[WORK TASK] Filter the entries for the string "Elements". Copy each line that has it.

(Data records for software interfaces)
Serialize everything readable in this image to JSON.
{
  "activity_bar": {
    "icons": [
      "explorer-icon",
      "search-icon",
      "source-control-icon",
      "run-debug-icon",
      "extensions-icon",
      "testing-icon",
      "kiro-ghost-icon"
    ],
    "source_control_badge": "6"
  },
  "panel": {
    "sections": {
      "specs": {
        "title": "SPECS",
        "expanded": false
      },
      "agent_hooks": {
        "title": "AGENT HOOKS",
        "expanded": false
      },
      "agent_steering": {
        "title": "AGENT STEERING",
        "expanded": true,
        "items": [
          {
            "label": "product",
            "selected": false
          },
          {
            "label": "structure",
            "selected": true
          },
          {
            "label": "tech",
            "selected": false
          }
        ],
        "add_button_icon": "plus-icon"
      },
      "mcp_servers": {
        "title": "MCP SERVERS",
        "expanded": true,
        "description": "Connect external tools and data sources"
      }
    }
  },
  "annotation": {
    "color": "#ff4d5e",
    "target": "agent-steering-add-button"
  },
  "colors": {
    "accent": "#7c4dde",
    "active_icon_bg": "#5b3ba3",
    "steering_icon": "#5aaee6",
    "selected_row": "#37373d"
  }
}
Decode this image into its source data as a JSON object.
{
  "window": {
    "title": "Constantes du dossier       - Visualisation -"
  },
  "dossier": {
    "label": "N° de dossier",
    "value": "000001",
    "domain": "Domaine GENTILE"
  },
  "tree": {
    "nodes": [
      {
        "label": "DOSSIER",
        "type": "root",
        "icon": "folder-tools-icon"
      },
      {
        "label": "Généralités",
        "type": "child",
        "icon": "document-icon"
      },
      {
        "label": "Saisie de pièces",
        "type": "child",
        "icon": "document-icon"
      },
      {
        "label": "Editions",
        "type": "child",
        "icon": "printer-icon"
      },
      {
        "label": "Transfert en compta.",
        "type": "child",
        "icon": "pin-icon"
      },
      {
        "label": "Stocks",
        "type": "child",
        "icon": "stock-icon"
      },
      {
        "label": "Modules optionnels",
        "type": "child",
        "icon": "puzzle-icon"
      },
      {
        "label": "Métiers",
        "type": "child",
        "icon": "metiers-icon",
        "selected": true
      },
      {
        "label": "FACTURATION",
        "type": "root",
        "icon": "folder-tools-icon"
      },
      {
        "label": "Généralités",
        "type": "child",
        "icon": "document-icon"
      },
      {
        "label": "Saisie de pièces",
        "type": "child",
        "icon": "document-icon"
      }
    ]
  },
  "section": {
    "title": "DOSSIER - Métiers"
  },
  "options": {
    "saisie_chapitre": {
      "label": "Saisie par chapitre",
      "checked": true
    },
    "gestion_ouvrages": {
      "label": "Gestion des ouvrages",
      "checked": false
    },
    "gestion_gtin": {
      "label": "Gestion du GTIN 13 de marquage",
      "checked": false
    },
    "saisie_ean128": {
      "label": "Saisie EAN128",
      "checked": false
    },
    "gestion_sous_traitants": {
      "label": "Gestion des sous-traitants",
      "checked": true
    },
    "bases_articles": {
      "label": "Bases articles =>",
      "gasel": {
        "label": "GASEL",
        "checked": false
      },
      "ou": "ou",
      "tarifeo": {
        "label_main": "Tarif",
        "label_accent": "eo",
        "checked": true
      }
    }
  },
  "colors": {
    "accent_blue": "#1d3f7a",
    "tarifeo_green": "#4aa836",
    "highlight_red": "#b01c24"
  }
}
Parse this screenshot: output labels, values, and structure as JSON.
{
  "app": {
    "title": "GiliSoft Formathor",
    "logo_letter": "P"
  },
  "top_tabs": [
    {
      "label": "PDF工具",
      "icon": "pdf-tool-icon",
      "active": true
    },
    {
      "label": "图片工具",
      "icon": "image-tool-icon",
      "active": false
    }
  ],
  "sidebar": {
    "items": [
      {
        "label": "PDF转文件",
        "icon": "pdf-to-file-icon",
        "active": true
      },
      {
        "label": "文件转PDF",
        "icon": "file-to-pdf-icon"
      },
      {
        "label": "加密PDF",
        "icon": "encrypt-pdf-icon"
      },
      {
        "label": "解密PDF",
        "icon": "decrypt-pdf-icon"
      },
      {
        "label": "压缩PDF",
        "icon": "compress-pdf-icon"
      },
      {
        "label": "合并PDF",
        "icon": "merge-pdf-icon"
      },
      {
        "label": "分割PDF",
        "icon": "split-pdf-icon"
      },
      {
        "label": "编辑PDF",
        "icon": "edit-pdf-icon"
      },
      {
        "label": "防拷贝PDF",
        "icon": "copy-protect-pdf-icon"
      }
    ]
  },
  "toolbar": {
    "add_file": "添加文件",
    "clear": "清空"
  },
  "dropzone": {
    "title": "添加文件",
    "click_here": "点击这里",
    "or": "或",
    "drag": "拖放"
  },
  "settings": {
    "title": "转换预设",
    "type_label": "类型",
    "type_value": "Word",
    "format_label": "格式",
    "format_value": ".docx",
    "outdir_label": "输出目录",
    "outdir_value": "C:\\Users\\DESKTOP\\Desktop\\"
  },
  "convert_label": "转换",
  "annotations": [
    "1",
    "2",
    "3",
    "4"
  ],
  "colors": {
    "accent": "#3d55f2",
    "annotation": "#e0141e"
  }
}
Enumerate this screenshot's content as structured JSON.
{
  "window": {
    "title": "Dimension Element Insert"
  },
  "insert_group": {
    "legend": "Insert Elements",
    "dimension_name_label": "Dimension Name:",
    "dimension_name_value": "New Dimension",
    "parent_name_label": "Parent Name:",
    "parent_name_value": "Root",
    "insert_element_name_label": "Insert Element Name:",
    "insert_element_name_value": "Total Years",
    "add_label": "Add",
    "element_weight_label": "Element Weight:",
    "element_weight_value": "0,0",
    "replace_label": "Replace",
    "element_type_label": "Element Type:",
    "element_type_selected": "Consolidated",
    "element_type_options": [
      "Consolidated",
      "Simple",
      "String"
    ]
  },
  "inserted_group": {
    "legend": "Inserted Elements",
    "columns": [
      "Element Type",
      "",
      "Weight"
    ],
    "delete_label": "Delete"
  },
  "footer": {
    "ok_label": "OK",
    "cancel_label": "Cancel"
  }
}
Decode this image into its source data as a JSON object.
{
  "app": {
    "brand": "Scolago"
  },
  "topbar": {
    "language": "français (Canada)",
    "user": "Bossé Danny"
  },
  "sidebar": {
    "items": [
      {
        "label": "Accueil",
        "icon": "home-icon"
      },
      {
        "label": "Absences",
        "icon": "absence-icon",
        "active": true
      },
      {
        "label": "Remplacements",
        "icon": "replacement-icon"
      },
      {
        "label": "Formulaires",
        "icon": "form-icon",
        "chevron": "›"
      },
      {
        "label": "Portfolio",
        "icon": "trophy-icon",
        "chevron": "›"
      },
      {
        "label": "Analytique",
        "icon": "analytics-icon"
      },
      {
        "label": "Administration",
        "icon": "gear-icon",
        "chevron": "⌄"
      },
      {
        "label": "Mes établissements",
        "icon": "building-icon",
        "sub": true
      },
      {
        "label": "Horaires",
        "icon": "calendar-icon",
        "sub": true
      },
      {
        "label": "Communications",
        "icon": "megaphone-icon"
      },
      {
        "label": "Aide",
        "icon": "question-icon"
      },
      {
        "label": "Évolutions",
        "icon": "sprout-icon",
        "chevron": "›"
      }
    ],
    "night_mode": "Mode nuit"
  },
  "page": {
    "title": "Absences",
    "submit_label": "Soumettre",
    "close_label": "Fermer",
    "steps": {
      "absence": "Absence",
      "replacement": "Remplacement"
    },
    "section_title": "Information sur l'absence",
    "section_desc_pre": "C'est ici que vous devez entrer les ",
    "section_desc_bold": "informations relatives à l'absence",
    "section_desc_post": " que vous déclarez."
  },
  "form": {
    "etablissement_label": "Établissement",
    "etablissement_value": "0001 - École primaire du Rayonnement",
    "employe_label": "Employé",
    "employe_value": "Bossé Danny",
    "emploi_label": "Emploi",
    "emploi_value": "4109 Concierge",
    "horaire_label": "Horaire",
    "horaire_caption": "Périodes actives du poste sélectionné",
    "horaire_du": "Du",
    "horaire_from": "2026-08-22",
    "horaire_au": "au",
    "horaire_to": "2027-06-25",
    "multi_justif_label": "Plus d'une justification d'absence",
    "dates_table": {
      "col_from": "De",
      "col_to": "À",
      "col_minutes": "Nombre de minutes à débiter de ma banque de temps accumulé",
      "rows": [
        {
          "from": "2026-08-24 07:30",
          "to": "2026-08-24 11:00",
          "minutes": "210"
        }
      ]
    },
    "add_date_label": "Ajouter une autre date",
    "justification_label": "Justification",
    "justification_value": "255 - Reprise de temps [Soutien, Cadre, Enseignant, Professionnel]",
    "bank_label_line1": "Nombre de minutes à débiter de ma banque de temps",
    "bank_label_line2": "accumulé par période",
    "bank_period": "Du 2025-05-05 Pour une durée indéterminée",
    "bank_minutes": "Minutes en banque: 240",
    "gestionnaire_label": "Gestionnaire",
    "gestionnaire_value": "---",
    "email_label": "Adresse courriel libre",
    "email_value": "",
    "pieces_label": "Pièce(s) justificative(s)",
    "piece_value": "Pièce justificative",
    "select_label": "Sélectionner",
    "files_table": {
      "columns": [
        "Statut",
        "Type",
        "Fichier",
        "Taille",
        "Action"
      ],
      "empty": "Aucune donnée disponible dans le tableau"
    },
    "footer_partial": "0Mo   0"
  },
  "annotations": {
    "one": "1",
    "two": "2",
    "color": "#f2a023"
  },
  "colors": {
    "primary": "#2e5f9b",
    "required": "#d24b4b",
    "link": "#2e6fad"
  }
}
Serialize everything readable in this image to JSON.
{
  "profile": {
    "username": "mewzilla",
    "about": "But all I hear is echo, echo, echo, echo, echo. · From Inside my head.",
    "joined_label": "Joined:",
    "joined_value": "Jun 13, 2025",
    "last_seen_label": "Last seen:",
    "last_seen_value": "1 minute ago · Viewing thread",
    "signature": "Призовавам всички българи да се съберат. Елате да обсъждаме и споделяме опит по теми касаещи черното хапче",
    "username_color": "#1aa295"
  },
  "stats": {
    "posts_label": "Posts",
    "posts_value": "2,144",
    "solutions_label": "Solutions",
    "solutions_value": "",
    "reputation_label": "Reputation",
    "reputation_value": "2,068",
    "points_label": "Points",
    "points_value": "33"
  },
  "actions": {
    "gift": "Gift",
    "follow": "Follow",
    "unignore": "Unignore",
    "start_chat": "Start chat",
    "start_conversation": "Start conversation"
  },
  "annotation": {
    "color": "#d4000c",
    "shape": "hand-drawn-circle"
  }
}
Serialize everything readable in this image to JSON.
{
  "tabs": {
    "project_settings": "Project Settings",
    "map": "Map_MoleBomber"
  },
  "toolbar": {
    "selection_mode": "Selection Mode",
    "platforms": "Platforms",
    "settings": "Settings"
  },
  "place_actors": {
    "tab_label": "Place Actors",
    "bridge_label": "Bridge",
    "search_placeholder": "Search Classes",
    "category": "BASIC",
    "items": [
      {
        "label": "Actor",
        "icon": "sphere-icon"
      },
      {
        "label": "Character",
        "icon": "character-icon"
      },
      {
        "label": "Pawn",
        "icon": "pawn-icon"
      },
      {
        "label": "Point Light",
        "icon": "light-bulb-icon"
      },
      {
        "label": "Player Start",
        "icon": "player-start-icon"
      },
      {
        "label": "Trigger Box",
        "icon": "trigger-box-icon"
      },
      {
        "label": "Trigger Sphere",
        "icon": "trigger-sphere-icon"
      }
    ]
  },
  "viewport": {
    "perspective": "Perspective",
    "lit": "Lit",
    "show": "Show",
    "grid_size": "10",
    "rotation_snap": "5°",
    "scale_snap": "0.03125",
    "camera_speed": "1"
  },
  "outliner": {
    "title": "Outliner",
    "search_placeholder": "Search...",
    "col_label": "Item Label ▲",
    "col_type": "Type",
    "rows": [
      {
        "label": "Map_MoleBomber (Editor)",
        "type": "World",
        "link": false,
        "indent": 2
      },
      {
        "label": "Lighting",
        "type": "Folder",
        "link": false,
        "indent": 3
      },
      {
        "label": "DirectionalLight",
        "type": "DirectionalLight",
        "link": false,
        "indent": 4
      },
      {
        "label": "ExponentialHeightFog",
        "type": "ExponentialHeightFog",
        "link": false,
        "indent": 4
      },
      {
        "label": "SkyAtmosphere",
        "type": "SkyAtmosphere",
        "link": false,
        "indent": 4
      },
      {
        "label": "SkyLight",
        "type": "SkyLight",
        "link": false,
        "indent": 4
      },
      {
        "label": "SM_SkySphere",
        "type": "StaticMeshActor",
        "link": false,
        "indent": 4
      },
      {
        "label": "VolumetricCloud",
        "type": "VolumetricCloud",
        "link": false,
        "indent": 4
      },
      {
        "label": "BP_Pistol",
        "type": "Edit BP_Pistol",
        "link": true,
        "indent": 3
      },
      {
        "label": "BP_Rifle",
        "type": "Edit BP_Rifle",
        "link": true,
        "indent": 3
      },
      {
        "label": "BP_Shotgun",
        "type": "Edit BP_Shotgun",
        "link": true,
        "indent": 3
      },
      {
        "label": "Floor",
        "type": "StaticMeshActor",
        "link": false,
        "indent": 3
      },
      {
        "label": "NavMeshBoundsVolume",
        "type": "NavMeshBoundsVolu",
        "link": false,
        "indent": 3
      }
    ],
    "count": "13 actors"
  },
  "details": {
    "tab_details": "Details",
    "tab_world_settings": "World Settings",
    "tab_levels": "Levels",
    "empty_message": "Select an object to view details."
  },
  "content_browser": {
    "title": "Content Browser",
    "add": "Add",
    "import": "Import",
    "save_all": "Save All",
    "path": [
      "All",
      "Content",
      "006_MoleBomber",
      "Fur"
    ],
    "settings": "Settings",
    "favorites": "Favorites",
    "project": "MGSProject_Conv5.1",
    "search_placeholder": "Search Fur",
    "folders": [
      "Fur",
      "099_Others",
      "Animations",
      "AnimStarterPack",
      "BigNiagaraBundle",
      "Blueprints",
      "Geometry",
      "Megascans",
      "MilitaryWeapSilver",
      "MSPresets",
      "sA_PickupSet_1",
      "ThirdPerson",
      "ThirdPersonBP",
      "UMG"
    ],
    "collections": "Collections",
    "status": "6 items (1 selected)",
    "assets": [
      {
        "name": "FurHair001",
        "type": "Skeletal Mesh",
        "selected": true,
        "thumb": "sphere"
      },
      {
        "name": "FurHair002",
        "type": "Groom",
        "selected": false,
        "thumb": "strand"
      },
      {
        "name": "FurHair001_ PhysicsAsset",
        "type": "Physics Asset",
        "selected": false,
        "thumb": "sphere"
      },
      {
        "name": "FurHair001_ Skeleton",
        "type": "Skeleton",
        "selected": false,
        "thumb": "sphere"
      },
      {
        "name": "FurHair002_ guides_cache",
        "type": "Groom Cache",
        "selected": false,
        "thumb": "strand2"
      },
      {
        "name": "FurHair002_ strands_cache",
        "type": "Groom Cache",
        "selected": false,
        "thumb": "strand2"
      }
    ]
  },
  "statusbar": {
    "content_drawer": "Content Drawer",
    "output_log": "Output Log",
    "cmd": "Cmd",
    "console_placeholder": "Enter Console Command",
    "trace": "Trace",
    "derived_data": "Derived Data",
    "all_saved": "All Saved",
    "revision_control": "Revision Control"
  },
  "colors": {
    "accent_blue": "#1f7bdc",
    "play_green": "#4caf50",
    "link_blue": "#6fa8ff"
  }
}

[COMPLETED TASK]
    "legend": "Insert Elements",
    "legend": "Inserted Elements",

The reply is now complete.